About 10 years ago I was at a technology conference here in Boston. The keynote speaker was John Chambers, CEO of Cisco.
Chambers made a statement then that has stuck in my mind:
"If you remember one thing from my talk today, it should be this: Eventually Voice will be Free."
What Chambers meant was while the demands for telecommunications - both voice and data transmission - were doubtlessly going to rise exponentially, the cost of transmission would be driven relentlessly to zero.
Because of Chambers' comment - and also based on doing a lot of fundamental research - I have largely avoided investing in the telecom area, both on the stock side as well as the bond.
Frankly, I believe that names like Verizon and AT&T are going the way of General Motors and Chrysler - large corporations saddled with huge legacy liabilities (pension and health care) and whose products are basically unprofitable.
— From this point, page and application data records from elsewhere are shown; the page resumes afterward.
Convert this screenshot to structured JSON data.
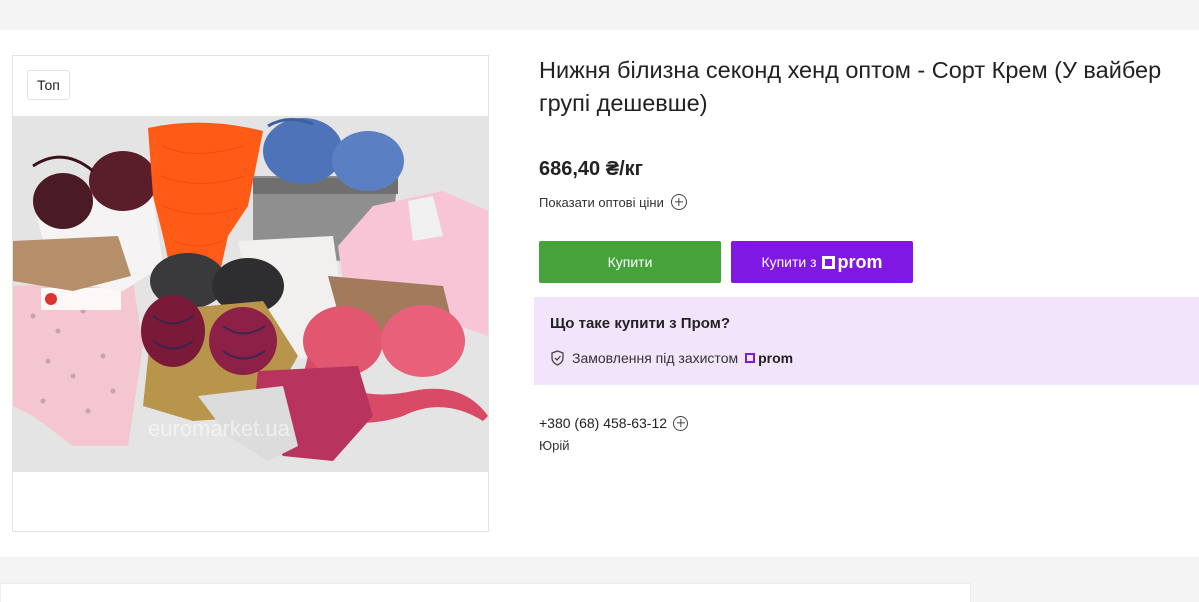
{
  "product": {
    "badge": "Топ",
    "title": "Нижня білизна секонд хенд оптом - Сорт Крем (У вайбер групі дешевше)",
    "price": "686,40 ₴/кг",
    "wholesale_label": "Показати оптові ціни",
    "watermark": "euromarket.ua"
  },
  "actions": {
    "buy_label": "Купити",
    "buy_with_label": "Купити з",
    "prom_brand": "prom"
  },
  "prom_info": {
    "title": "Що таке купити з Пром?",
    "protection_label": "Замовлення під захистом",
    "brand": "prom"
  },
  "contact": {
    "phone": "+380 (68) 458-63-12",
    "name": "Юрій"
  },
  "colors": {
    "buy_green": "#46a33c",
    "prom_purple": "#7f18e2",
    "info_bg": "#f1e4fb"
  },
  "icons": {
    "expand": "plus-circle-icon",
    "shield": "shield-icon"
  }
}
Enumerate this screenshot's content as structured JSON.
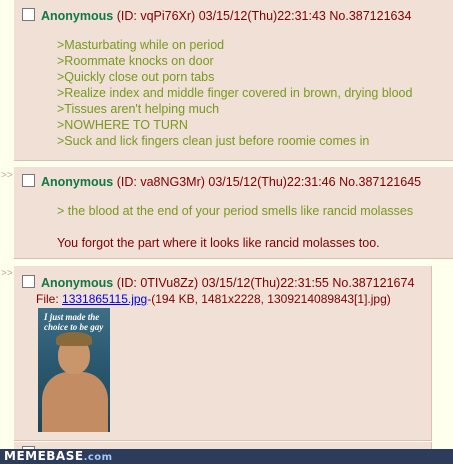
{
  "posts": [
    {
      "name": "Anonymous",
      "id": "(ID: vqPi76Xr)",
      "datetime": "03/15/12(Thu)22:31:43",
      "number": "No.387121634",
      "lines": [
        ">Masturbating while on period",
        ">Roommate knocks on door",
        ">Quickly close out porn tabs",
        ">Realize index and middle finger covered in brown, drying blood",
        ">Tissues aren't helping much",
        ">NOWHERE TO TURN",
        ">Suck and lick fingers clean just before roomie comes in"
      ]
    },
    {
      "arrows": ">>",
      "name": "Anonymous",
      "id": "(ID: va8NG3Mr)",
      "datetime": "03/15/12(Thu)22:31:46",
      "number": "No.387121645",
      "quote": "> the blood at the end of your period smells like rancid molasses",
      "reply": "You forgot the part where it looks like rancid molasses too."
    },
    {
      "arrows": ">>",
      "name": "Anonymous",
      "id": "(ID: 0TIVu8Zz)",
      "datetime": "03/15/12(Thu)22:31:55",
      "number": "No.387121674",
      "file_label": "File:",
      "file_link": "1331865115.jpg",
      "file_meta": "-(194 KB, 1481x2228, 1309214089843[1].jpg)",
      "thumb_caption": "I just made the choice to be gay"
    }
  ],
  "footer": {
    "logo": "MEMEBASE",
    "logo_suffix": ".com"
  },
  "colors": {
    "background": "#ffffee",
    "post_bg": "#f0e0d6",
    "name": "#117743",
    "greentext": "#789922",
    "text": "#800000",
    "link": "#0000ee"
  }
}
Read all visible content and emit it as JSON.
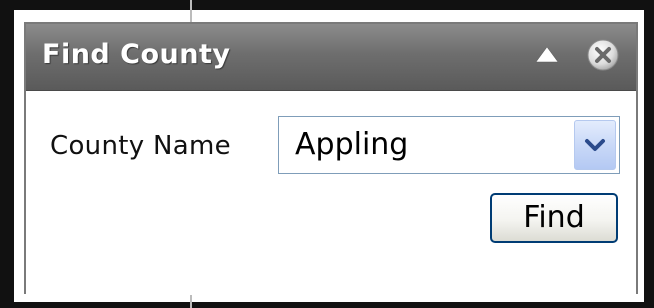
{
  "panel": {
    "title": "Find County",
    "collapse_icon": "triangle-up-icon",
    "close_icon": "close-circle-icon"
  },
  "form": {
    "county_label": "County Name",
    "county_select": {
      "selected_value": "Appling",
      "dropdown_icon": "chevron-down-icon"
    },
    "find_button_label": "Find"
  },
  "colors": {
    "titlebar": "#6e6e6e",
    "title_text": "#ffffff",
    "select_border": "#7f9db9",
    "dropdown_button": "#c7d7f7",
    "button_border": "#003c74"
  }
}
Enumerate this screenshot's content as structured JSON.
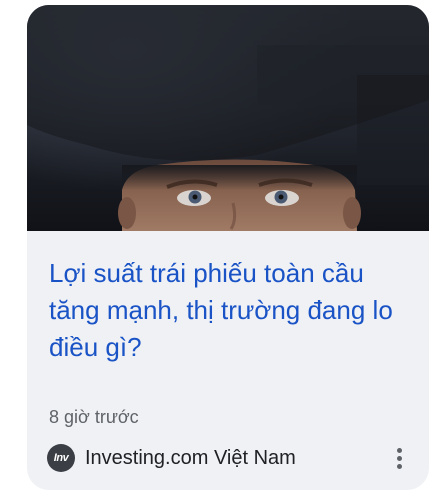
{
  "article": {
    "title": "Lợi suất trái phiếu toàn cầu tăng mạnh, thị trường đang lo điều gì?",
    "time": "8 giờ trước",
    "source": {
      "name": "Investing.com Việt Nam",
      "logo_text": "Inv"
    },
    "image_icon": "man-looking-up-image",
    "more_icon": "more-vertical-icon"
  },
  "colors": {
    "title": "#1a53c6",
    "card_background": "#eff1f5",
    "meta_text": "#5f6368"
  }
}
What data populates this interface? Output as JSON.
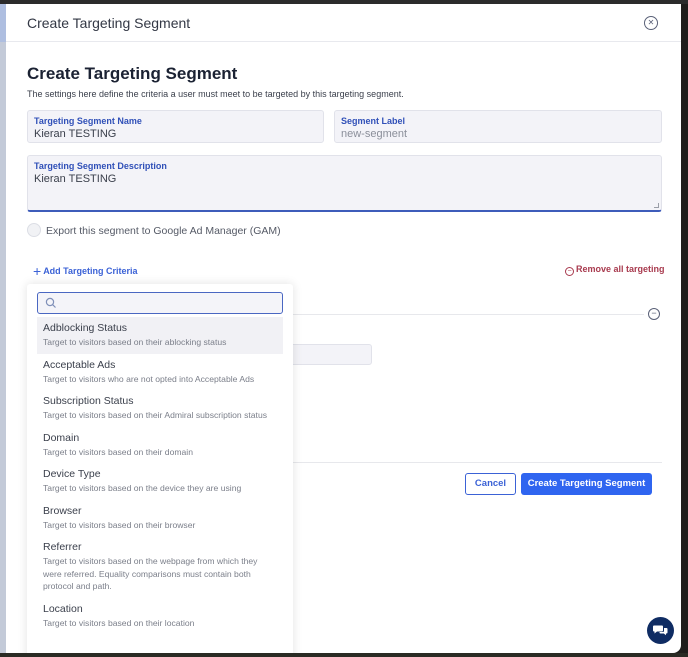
{
  "window": {
    "title": "Create Targeting Segment",
    "close_icon": "close-circle-icon"
  },
  "page": {
    "title": "Create Targeting Segment",
    "subtitle": "The settings here define the criteria a user must meet to be targeted by this targeting segment."
  },
  "form": {
    "name": {
      "label": "Targeting Segment Name",
      "value": "Kieran TESTING"
    },
    "segment_label": {
      "label": "Segment Label",
      "placeholder": "new-segment"
    },
    "description": {
      "label": "Targeting Segment Description",
      "value": "Kieran TESTING"
    },
    "gam_export": {
      "label": "Export this segment to Google Ad Manager (GAM)",
      "checked": false
    }
  },
  "targeting": {
    "add_label": "Add Targeting Criteria",
    "add_icon": "plus-icon",
    "remove_all_label": "Remove all targeting",
    "remove_icon": "minus-circle-icon"
  },
  "dropdown": {
    "search_placeholder": "",
    "search_icon": "search-icon",
    "items": [
      {
        "title": "Adblocking Status",
        "desc": "Target to visitors based on their ablocking status",
        "active": true
      },
      {
        "title": "Acceptable Ads",
        "desc": "Target to visitors who are not opted into Acceptable Ads"
      },
      {
        "title": "Subscription Status",
        "desc": "Target to visitors based on their Admiral subscription status"
      },
      {
        "title": "Domain",
        "desc": "Target to visitors based on their domain"
      },
      {
        "title": "Device Type",
        "desc": "Target to visitors based on the device they are using"
      },
      {
        "title": "Browser",
        "desc": "Target to visitors based on their browser"
      },
      {
        "title": "Referrer",
        "desc": "Target to visitors based on the webpage from which they were referred. Equality comparisons must contain both protocol and path."
      },
      {
        "title": "Location",
        "desc": "Target to visitors based on their location"
      }
    ]
  },
  "footer": {
    "cancel_label": "Cancel",
    "create_label": "Create Targeting Segment"
  },
  "chat": {
    "icon": "chat-bubbles-icon"
  },
  "colors": {
    "primary": "#2f65f0",
    "label_blue": "#3050b8",
    "danger": "#a83a4e",
    "chat_bg": "#0f2c63"
  }
}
I don't know when, but I believe that at some point in this coming decade we will start to read more about the financial woes of the telecom companies.
I ran across this article from Fortune which described investors in the telecom sector as "chumps". Here's why (I have added the emphasis):
..Since 2000, Americans have gained the power to communicate in ever more ways while somehow paying less to do it. The nation's telecom tab is down 22%, in inflation-adjusted dollars.
And yet over the same decade, the expansion in consumers' communication power was unprecedented. Two major telecom services that were largely used by the wealthy in the 20th century have spread to the masses. Cell phone use tripled between 2000 and 2010; now virtually every adult has one. And the number of high-speed residential Internet connections jumped from 2 million to 74 million. All this happened as the nation's total telecom bill shrank.
How was that possible?
Thank digital technology, fierce competition—and investors willing to build networks at an economic loss. When Craig Moffett of Bernstein Research recently tried to add up the economic value produced between 2000 to 2010 by AT&T (T), Comcast (CMCSA), Verizon (VZ), Echostar (SATS), and the like—the total he came to was horrifying. So far in the 21st century America's telecom networks have destroyed nearly $200 billion.
Every single type of network—cable, cellular, satellite, take your pick—has destroyed wealth for its investors.
Telecom investors: The 21st century's biggest chumps? - Fortune Tech
Like so many industries in the past - think airlines and autos as prime examples - simply knowing that a product may be popular in the future is not sufficient to make them attractive investment opportunities.